When the Baltimore-based Shasta Water Company began in 1899, Shasta sold mineral water from the Shasta Springs in Northern California. Shasta Springs was one of several resorts built around Mount Shasta, but the resort was closed down in the 1950s. The Mount Shasta area is now owned by the Saint Germain Foundation, a new age religion. By the time the resorts had closed down, the Shasta Water Company had made mixers like club soda, ginger ale, and mineral water their mainstay.
It was in the 1950s, in fact, when Shasta began to make a play in the soft drink industry. Shasta introduced a number of marketing innovations that would go on to become industry standards, including the way product was distributed, the type of boxes it was distributed in, and even the inclusion of low-calorie alternatives. Shasta would be bought by Sara Lee (then Consolidated Foods) in the 1960s and again by the National Beverage Corporation in the 1980s. The National Beverage Corporation continues to own Shasta, as well as other regional drink brands like Faygo, La Croix Sparkling Water, Rip It, Mr. Pure, and Ohana. These could be important names to remember when it's time to start shopping for Shasta coupons.
Like you would expect from a smaller competitor wanting to compete against the big boys, Shasta has a customer-friendly website that makes it easy to find the latest promotions. The Shasta What's Happening Promotions page helps you find events and promotions in your state or region. All you have to do is click on a state to find the events. Since Shasta is a regional soda brand, information won't be forthcoming for all 50 US states. In fact, I can tell you the people in California are going to have the most luck, though they have to "Stay Tuned" at the moment. You'll also find a "Where's My Shasta?" store locator, though once again, you'll only have regional coverage.
If you have specific coupon questions for Shasta Beverages, you should go to the ShastaPop Contact page. I would suggest you contact the advertising/marketing department, though the sales department also might be appropriate. All you have to do is add your name, a valid email address, and start typing your comments.
Shasta sometimes offers nice rebates and discounts.

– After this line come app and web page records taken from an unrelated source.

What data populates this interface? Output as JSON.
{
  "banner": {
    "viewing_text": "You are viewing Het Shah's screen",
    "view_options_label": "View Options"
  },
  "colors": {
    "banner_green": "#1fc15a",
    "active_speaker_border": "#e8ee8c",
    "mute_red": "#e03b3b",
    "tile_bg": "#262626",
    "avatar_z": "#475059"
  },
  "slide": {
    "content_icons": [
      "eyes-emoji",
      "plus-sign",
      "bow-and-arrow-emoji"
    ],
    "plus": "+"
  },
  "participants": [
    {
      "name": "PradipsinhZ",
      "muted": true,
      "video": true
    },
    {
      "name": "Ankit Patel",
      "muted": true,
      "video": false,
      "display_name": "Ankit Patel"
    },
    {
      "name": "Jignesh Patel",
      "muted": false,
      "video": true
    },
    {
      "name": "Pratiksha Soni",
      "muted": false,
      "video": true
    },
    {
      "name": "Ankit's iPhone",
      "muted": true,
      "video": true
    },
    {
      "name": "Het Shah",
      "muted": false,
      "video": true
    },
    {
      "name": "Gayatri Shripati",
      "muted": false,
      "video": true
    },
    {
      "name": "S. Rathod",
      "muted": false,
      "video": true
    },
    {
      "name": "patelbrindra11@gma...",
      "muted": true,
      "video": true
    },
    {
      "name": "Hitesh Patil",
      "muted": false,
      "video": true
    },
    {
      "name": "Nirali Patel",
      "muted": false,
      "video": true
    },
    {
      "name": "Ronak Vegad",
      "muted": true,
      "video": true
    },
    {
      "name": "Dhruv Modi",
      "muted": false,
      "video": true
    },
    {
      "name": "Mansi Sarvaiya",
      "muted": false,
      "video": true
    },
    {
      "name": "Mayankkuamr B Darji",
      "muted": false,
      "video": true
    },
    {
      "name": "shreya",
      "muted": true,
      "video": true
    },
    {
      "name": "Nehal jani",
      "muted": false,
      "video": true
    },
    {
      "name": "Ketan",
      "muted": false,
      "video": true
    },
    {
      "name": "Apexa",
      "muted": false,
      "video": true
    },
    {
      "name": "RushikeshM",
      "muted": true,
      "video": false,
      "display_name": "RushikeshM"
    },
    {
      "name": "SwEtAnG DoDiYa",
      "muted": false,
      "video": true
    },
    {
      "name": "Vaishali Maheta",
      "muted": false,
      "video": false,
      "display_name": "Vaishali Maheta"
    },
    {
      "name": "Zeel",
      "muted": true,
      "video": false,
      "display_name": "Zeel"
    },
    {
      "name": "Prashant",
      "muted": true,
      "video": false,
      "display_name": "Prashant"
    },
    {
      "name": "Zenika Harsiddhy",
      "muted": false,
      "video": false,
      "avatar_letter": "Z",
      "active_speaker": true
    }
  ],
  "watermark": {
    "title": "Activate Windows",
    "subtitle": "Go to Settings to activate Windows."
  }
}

Late in 2011, Shasta offered a "Buy 2 12-packs, Get 1 Free" offer that's absolutely out of this world. The promotion is no longer running, but you should look for more deals like that in the future.

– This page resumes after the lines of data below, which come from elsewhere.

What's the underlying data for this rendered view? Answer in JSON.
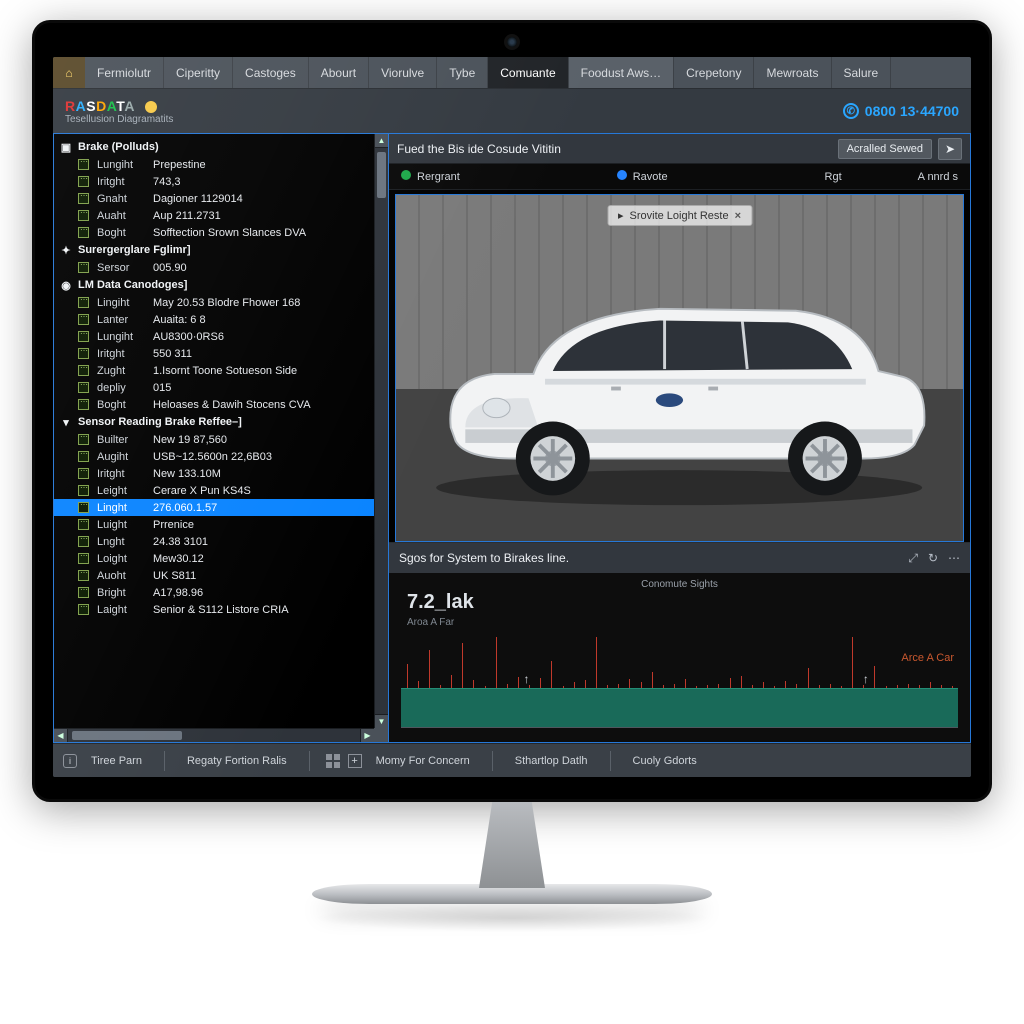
{
  "menu": {
    "items": [
      "Fermiolutr",
      "Ciperitty",
      "Castoges",
      "Abourt",
      "Viorulve",
      "Tybe",
      "Comuante",
      "Foodust Aws…",
      "Crepetony",
      "Mewroats",
      "Salure"
    ],
    "active_index": 6
  },
  "brand": {
    "logo_parts": {
      "p1": "R",
      "p2": "A",
      "p3": "S",
      "p4": "D",
      "p5": "A",
      "p6": "T",
      "p7": "A"
    },
    "subtitle": "Tesellusion Diagramatits",
    "phone": "0800 13·44700"
  },
  "sidebar": {
    "groups": [
      {
        "icon": "battery-icon",
        "label": "Brake (Polluds)",
        "rows": [
          {
            "k": "Lungiht",
            "v": "Prepestine"
          },
          {
            "k": "Iritght",
            "v": "743,3"
          },
          {
            "k": "Gnaht",
            "v": "Dagioner 1129014"
          },
          {
            "k": "Auaht",
            "v": "Aup 211.2731"
          },
          {
            "k": "Boght",
            "v": "Sofftection Srown Slances DVA"
          }
        ]
      },
      {
        "icon": "wrench-icon",
        "label": "Surergerglare Fglimr]",
        "rows": [
          {
            "k": "Sersor",
            "v": "005.90"
          }
        ]
      },
      {
        "icon": "info-icon",
        "label": "LM Data Canodoges]",
        "rows": [
          {
            "k": "Lingiht",
            "v": "May 20.53 Blodre Fhower 168"
          },
          {
            "k": "Lanter",
            "v": "Auaita: 6 8"
          },
          {
            "k": "Lungiht",
            "v": "AU8300·0RS6"
          },
          {
            "k": "Iritght",
            "v": "550 311"
          },
          {
            "k": "Zught",
            "v": "1.Isornt Toone Sotueson Side"
          },
          {
            "k": "depliy",
            "v": "015"
          },
          {
            "k": "Boght",
            "v": "Heloases & Dawih Stocens CVA"
          }
        ]
      },
      {
        "icon": "chevron-icon",
        "label": "Sensor Reading Brake Reffee–]",
        "rows": [
          {
            "k": "Builter",
            "v": "New 19 87,560"
          },
          {
            "k": "Augiht",
            "v": "USB~12.5600n 22,6B03"
          },
          {
            "k": "Iritght",
            "v": "New 133.10M"
          },
          {
            "k": "Leight",
            "v": "Cerare X Pun KS4S"
          },
          {
            "k": "Linght",
            "v": "276.060.1.57",
            "selected": true
          },
          {
            "k": "Luight",
            "v": "Prrenice"
          },
          {
            "k": "Lnght",
            "v": "24.38 3101"
          },
          {
            "k": "Loight",
            "v": "Mew30.12"
          },
          {
            "k": "Auoht",
            "v": "UK S811"
          },
          {
            "k": "Bright",
            "v": "A17,98.96"
          },
          {
            "k": "Laight",
            "v": "Senior & S112 Listore CRIA"
          }
        ]
      }
    ]
  },
  "main": {
    "title": "Fued the Bis ide Cosude Vititin",
    "action_button": "Acralled Sewed",
    "sub": {
      "left": "Rergrant",
      "mid": "Ravote",
      "r1": "Rgt",
      "r2": "A nnrd s"
    },
    "overlay": "Srovite Loight Reste"
  },
  "chart_data": {
    "type": "line",
    "title": "Sgos for System to Birakes line.",
    "ylabel_main": "7.2_lak",
    "ylabel_sub": "Aroa A Far",
    "legend": "Conomute\nSights",
    "right_label": "Arce A Car",
    "band": {
      "from": 0,
      "to": 2.0
    },
    "ylim": [
      0,
      10
    ],
    "x": [
      0,
      1,
      2,
      3,
      4,
      5,
      6,
      7,
      8,
      9,
      10,
      11,
      12,
      13,
      14,
      15,
      16,
      17,
      18,
      19,
      20,
      21,
      22,
      23,
      24,
      25,
      26,
      27,
      28,
      29,
      30,
      31,
      32,
      33,
      34,
      35,
      36,
      37,
      38,
      39,
      40,
      41,
      42,
      43,
      44,
      45,
      46,
      47,
      48,
      49
    ],
    "spikes": [
      2.1,
      0.6,
      3.4,
      0.3,
      1.2,
      4.0,
      0.7,
      0.2,
      5.6,
      0.4,
      1.0,
      0.3,
      0.9,
      2.4,
      0.2,
      0.5,
      0.7,
      6.2,
      0.3,
      0.4,
      0.8,
      0.5,
      1.4,
      0.3,
      0.4,
      0.8,
      0.2,
      0.3,
      0.4,
      0.9,
      1.1,
      0.3,
      0.5,
      0.2,
      0.6,
      0.4,
      1.8,
      0.3,
      0.4,
      0.2,
      5.4,
      0.3,
      2.0,
      0.2,
      0.3,
      0.4,
      0.3,
      0.5,
      0.3,
      0.2
    ],
    "arrows": [
      "↑",
      "↑"
    ]
  },
  "footer": {
    "b1": "Tiree Parn",
    "b2": "Regaty Fortion Ralis",
    "b3": "Momy For Concern",
    "b4": "Sthartlop Datlh",
    "b5": "Cuoly Gdorts"
  }
}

When I found that offer, I also found a good tip for online coupon shoppers everywhere. A lot of companies offer nice coupons, but include lots of brightly-colored sales copy at the bottom of the coupon for one reason or another. Printing off these color printings can become quite expensive, since the cost of ink cartridges in printers are out-of-hand these days. So if you have a printer which stops printing when it runs out of paper, gauge how long the coupon part of the copy is and tear off the bottom of the page. When you get to the wasteful part of the coupon, your printer should stop the process. Be sure to include the full barcode or your printable Shasta coupons won't work.

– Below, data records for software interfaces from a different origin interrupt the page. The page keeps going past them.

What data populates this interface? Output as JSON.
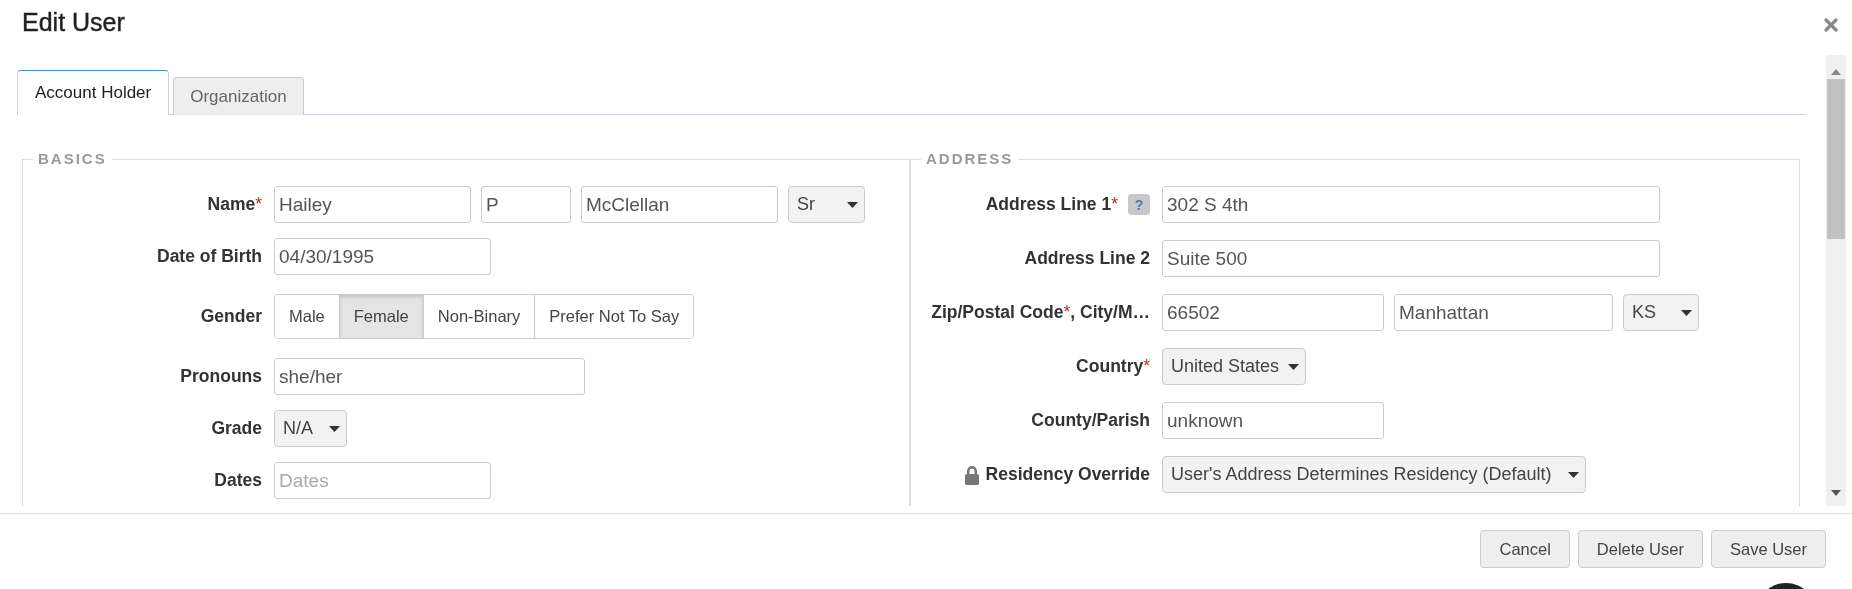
{
  "dialog": {
    "title": "Edit User"
  },
  "tabs": [
    {
      "label": "Account Holder",
      "selected": true
    },
    {
      "label": "Organization",
      "selected": false
    }
  ],
  "sections": [
    {
      "legend": "BASICS",
      "fields": [
        {
          "label": "Name",
          "mark": "*",
          "controls": [
            {
              "kind": "input",
              "value": "Hailey"
            },
            {
              "kind": "input",
              "value": "P"
            },
            {
              "kind": "input",
              "value": "McClellan"
            },
            {
              "kind": "select",
              "value": "Sr"
            }
          ]
        },
        {
          "label": "Date of Birth",
          "controls": [
            {
              "kind": "input",
              "value": "04/30/1995"
            }
          ]
        },
        {
          "label": "Gender",
          "controls": [
            {
              "kind": "segmented",
              "options": [
                {
                  "label": "Male",
                  "selected": false
                },
                {
                  "label": "Female",
                  "selected": true
                },
                {
                  "label": "Non-Binary",
                  "selected": false
                },
                {
                  "label": "Prefer Not To Say",
                  "selected": false
                }
              ]
            }
          ]
        },
        {
          "label": "Pronouns",
          "controls": [
            {
              "kind": "input",
              "value": "she/her"
            }
          ]
        },
        {
          "label": "Grade",
          "controls": [
            {
              "kind": "select",
              "value": "N/A"
            }
          ]
        },
        {
          "label": "Dates",
          "controls": [
            {
              "kind": "input",
              "placeholder": "Dates"
            }
          ]
        }
      ]
    },
    {
      "legend": "ADDRESS",
      "fields": [
        {
          "label": "Address Line 1",
          "mark": "*",
          "help": "?",
          "controls": [
            {
              "kind": "input",
              "value": "302 S 4th"
            }
          ]
        },
        {
          "label": "Address Line 2",
          "controls": [
            {
              "kind": "input",
              "value": "Suite 500"
            }
          ]
        },
        {
          "label": "Zip/Postal Code",
          "mark": "*",
          "label_rest": ", City/M…",
          "controls": [
            {
              "kind": "input",
              "value": "66502"
            },
            {
              "kind": "input",
              "value": "Manhattan"
            },
            {
              "kind": "select",
              "value": "KS"
            }
          ]
        },
        {
          "label": "Country",
          "mark": "*",
          "controls": [
            {
              "kind": "select",
              "value": "United States"
            }
          ]
        },
        {
          "label": "County/Parish",
          "controls": [
            {
              "kind": "input",
              "value": "unknown"
            }
          ]
        },
        {
          "label": "Residency Override",
          "locked": true,
          "controls": [
            {
              "kind": "select",
              "value": "User's Address Determines Residency (Default)"
            }
          ]
        }
      ]
    }
  ],
  "buttons": [
    "Cancel",
    "Delete User",
    "Save User"
  ]
}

I found one BOGO Shasta coupon from 2011 that offered a big discount on Shasta products sold in states out west. For those new to coupon shopping, "BOGO" is an acronym meaning "Buy One Get One (Free)". This coupon points out one drawback to Shasta coupons--that it's only valid in California, Arizona, Washington, Utah, Idaho, Minnesota, Oklahoma, and Texas. These are the states where Shasta products are likeliest to be found in 2012, so it's no great loss to everyone else who couldn't use it anyway. I'll suggest an alternative for many of the readers, though.
The National Beverage Corporation bought Faygo to act as a kind of sister-drink to Shasta. Faygo, which can be seen as a midwestern counterpart to Shasta, began as a regionally-famous soft drink (founded in 1907 by two Russian immigrants). So while Shasta is a favorite in California, on the West Coast, and in parts of the American Southwest, Faygo acts as the National Beverage Corporations primary drink in the midwest and plains states. I've heard Faygo described as a national product, but I live in Texas and I've never seen it sold around here (though that doesn't mean it isn't). But if you want an alternative to Coke, Pepsi, and RC Cola and your region doesn't have Shasta products, Faygo Cola is the next best thing. I happened to find a $0.50 off coupon for 1 Faygo drink, so you can find good bargains on this Shasta alternative.